To put this into perspective; her landlord was able to hire legal representation to draft and revise the lease agreement for a total of $1,100. Jennifer’s original post can be found here.
With the advent of the internet and growing new technologies, attorneys need not be bound to the structure of a "brick and mortar" business model. Lawyers can now reach out to potential clients and resources through the use of extranets, cloud based software platforms, and network legal information as well as better communicate with current clientele over the internet. Richard Granat joins Damien Allen to discuss "The Virtual Law Firm"
Announcer: Welcome to GAL Radio brought to you by the Greatest American Lawyer blog, changing the way law is practiced through technology, innovation and creativity. Turning the business of law on its head and shaking things up to the betterment of clients, lawyers, law firms and society. Now here’s your host, Damien Allen.
Damien Allen: Good afternoon and welcome to GAL Radio. My name is Damien Allen and joining me today on the phone is Attorney Richard S. Granat of Directlaw.com and Mylawyer.com. He’s also the Chair of the Elawyering Task Force of the Law Practice Management Section of the American Bar Association, and today we’re discussing delivering online legal services and how to set up an operative virtual law practice, and I know the American Bar Association is issuing guidelines as the major focus for them. Richard, welcome to the program.

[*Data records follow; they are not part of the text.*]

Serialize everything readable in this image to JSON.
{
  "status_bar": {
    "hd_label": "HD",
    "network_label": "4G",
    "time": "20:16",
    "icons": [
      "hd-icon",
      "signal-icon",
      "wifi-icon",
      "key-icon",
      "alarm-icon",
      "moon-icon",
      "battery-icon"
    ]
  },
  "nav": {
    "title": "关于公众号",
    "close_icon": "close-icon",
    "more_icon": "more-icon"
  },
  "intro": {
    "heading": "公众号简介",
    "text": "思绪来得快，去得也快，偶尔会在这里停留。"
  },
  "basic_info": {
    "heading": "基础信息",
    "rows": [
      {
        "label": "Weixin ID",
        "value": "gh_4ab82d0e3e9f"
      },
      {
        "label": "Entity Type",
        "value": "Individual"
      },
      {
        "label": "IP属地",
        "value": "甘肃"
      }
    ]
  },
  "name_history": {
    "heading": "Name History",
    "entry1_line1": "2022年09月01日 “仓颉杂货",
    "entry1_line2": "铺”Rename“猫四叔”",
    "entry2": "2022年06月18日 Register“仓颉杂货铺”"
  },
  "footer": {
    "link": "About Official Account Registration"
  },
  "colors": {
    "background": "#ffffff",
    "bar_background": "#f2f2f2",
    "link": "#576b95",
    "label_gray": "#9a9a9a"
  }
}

Attorney Richard S. Granat: Hi, Damien. Good afternoon.
Damien Allen: Pleasure to have you on the show today, sir. Could you please tell us what is a virtual law practice?
Attorney Richard S. Granat: Well, a virtual law firm is really characterized by access to the law firm through what we call a client portal where clients can sign on with a username and password. It’s not like a typical website that you see which just has the lawyers biographies and some legal information, but is really a platform under which the law firm can actually deliver legal services to the client and relate to the client online, collaborate with the client, give legal advice online. It’s essentially a vehicle for online legal services, and this is something new. We sign onto our bank or we do our brokerage online, we do our travel online, but law firms are not really done that before. They haven’t had what we call a secure client portal where the client could actually sign on to the law firm.
Here's an interesting ABA Journal article about the use of the iPad at trial. Attorney and Partner Peter Summer of Hasenyager & Summerill used his iPad along with the application Keynote to prepare and present all documents at the trial. Read about his experience here.
Related Articles: Great Mac Apps for Lawyers
Related Articles: Great Mac Apps for Lawyers